# The Fixed Point Method for Approximating Roots

We saw on the Fixed Points page that $\alpha$ is a fixed point of $g$ if $\alpha = g(\alpha)$. We will now discuss why fixed points are important in finding roots. Suppose that we want to solve $f(\alpha) = 0$. Then we can define a function $g$ with a fixed point at $\alpha$ in many different ways, and as a result, if $\alpha$ is a fixed point of $g$, then $f$ will have a zero at $x = \alpha$. For example, consider the function $f(x) = x^2 - 3x + 1$. Suppose that we want to find a root of $f$. Of course, the easiest method would be applying the quadratic formula, however, let's put that aside for the time. We want to find $\alpha$ such that $f(\alpha) = 0$, that is:

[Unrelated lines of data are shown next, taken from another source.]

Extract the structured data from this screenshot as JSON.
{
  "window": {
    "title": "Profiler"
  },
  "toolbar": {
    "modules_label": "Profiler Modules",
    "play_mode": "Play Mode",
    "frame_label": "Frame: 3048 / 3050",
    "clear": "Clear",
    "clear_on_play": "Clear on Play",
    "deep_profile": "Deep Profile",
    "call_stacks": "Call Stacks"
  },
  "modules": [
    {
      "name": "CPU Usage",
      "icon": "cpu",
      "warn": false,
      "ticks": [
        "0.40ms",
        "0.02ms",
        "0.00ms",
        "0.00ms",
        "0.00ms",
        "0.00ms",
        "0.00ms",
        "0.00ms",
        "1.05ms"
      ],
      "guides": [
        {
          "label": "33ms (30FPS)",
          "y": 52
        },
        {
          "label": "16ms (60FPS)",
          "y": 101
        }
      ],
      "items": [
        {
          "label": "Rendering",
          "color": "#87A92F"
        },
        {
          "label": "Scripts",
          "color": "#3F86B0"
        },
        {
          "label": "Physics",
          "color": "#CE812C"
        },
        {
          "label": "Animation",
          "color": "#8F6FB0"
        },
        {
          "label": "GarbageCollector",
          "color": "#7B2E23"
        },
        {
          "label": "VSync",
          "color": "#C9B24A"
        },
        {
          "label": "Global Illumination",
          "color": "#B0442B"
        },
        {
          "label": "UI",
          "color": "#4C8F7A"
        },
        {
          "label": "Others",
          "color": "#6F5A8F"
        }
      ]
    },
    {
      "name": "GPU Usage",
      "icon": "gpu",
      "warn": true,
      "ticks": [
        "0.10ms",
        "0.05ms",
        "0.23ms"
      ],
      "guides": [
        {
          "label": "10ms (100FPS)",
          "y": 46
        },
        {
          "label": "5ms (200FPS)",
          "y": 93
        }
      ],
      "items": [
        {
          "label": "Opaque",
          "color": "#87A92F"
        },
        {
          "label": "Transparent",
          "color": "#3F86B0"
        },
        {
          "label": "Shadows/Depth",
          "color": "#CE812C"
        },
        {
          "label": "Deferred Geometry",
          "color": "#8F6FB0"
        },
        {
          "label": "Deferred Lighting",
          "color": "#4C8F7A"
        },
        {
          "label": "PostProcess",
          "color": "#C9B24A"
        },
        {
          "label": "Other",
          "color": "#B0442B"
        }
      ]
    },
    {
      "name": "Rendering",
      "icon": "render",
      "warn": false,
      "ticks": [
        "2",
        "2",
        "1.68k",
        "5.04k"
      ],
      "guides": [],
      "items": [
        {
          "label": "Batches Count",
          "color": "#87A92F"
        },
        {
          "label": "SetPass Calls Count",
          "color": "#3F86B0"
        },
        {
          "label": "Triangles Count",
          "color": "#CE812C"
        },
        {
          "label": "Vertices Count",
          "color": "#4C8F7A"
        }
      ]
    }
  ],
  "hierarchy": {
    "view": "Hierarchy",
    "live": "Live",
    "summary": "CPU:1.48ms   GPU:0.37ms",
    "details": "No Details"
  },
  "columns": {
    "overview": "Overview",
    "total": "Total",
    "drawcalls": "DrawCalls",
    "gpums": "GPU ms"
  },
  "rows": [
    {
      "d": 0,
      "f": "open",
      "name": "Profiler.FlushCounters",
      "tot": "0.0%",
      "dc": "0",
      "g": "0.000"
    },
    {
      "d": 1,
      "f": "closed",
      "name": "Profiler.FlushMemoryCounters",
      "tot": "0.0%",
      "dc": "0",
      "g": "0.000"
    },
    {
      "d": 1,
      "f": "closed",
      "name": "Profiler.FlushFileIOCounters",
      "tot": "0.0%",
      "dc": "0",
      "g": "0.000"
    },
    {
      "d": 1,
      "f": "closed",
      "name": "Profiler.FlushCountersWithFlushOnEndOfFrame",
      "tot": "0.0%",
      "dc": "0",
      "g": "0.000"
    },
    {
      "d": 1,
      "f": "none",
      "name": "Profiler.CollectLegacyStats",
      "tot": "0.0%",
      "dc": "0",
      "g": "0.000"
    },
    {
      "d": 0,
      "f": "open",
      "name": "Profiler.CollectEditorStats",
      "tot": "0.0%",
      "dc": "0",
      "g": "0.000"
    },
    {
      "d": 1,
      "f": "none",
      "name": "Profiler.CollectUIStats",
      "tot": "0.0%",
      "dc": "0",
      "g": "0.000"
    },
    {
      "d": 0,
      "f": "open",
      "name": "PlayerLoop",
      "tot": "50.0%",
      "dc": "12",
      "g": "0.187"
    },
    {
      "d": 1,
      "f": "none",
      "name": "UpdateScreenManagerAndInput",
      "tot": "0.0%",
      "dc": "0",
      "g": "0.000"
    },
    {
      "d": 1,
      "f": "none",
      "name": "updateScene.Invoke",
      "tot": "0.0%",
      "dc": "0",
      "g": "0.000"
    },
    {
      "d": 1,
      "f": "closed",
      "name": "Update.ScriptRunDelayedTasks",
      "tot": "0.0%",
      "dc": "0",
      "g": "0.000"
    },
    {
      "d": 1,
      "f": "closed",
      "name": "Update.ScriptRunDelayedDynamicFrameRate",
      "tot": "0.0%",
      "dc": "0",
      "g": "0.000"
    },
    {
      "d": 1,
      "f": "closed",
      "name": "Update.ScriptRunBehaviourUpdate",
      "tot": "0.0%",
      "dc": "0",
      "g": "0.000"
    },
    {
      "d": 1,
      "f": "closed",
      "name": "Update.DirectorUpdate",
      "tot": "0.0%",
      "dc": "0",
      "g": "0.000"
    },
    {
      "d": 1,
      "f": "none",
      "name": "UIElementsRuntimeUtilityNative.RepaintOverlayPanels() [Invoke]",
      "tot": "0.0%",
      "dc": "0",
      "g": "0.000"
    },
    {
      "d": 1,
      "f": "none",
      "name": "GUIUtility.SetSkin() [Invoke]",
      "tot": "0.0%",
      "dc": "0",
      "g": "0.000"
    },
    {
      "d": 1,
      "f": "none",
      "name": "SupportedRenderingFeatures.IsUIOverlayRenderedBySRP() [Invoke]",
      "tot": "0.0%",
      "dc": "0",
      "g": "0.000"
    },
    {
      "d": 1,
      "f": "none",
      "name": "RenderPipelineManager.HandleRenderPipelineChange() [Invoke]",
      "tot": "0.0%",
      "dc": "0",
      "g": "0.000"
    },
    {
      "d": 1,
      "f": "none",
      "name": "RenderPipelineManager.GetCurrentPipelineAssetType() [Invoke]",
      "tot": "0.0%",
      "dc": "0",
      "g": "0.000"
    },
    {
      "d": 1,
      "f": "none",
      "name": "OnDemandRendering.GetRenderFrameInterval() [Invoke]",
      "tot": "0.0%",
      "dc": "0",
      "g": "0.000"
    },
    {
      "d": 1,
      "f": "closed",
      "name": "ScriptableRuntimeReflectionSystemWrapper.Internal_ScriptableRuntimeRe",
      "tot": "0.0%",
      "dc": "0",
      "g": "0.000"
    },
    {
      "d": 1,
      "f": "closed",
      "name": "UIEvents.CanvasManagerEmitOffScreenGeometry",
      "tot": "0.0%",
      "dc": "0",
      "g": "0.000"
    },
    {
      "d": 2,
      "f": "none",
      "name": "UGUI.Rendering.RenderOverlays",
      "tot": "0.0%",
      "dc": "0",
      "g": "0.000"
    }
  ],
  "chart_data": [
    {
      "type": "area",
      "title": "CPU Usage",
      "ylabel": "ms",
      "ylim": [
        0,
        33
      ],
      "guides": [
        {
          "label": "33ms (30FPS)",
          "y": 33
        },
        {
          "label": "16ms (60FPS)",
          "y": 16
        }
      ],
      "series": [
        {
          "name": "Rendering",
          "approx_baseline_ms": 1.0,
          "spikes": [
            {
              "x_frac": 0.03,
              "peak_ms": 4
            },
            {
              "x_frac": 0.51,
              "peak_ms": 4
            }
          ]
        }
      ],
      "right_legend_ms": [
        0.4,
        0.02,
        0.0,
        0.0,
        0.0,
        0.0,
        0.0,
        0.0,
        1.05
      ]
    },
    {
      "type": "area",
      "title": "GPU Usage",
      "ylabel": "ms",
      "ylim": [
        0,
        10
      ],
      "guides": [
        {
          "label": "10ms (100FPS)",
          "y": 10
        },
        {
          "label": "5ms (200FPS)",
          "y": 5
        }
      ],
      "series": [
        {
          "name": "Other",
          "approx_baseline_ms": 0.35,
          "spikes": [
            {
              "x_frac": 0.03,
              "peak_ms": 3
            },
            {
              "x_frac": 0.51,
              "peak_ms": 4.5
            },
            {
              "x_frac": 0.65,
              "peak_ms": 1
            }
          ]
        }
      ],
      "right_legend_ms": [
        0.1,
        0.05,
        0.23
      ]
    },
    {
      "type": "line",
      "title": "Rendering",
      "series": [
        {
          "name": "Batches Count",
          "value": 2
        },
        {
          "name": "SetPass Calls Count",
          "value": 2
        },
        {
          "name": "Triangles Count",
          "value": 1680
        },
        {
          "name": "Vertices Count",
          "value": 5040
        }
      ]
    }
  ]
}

(1)Now suppose that we let $g(\alpha) = -\frac{1}{\alpha - 3}$ for $\alpha \neq 3$ (clearly $3$ is not a root of the original function since f(3) \neq 0 $]]). Then we have that:

(2)So $\alpha$ is a fixed point of $g$, and furthermore, $f(x) = g(x) - x = 0$, so $f(\alpha) = g(\alpha) - \alpha = 0$ and $\alpha$ is a root of $f$. So if we can approximate a fixed point of $g$, then we consequentially approximate a root of $f$.

Let $f$ be a continuous function and suppose that there exists a root $\alpha$ of $f$ on the interval $[a, b]$, that is, find $\alpha \in [a, b]$ such that $f(\alpha) = 0$. If we can rewrite $f$ as $x = g(x)$ for some function $g$ (note that the form $x = g(x)$ may not be unique), then it is possible that the recursive sequence $x_{n+1} = g(x_n)$ will converge, and if this sequence does converge, say to some $\alpha$, then:

(3)We are now ready to look at the Fixed Point Method for finding roots of a function.

Theorem 1 (The Fixed Point Method): Suppose that $f$ is a continuous function on $[a, b]$ and that we want to solve $f(x) = 0$ in the form $x = g(x)$ where $g$ is continuous on $[a, b]$. A fixed point $\alpha$ of $g$ is therefore a root of $f$.Step 1: Let $x_0$ be an initial approximation.Step 2: Generate a sequence $\{ x_n \}$ where $x_{n+1} = g(p_n)$ for $n ≥ 0$.If the sequence $\{ x_n \}$ converges, then $\lim_{n \to \infty} x_n = \alpha$. |

In Theorem 1 above, the Fixed Point Method may not converge. The following graph represents a scenario for which the sequence $\{ x_n \}$ converges to the fixed point of interest.

Meanwhile, the next graph represents a scenario for which the sequence $\{ x_n \}$ diverges.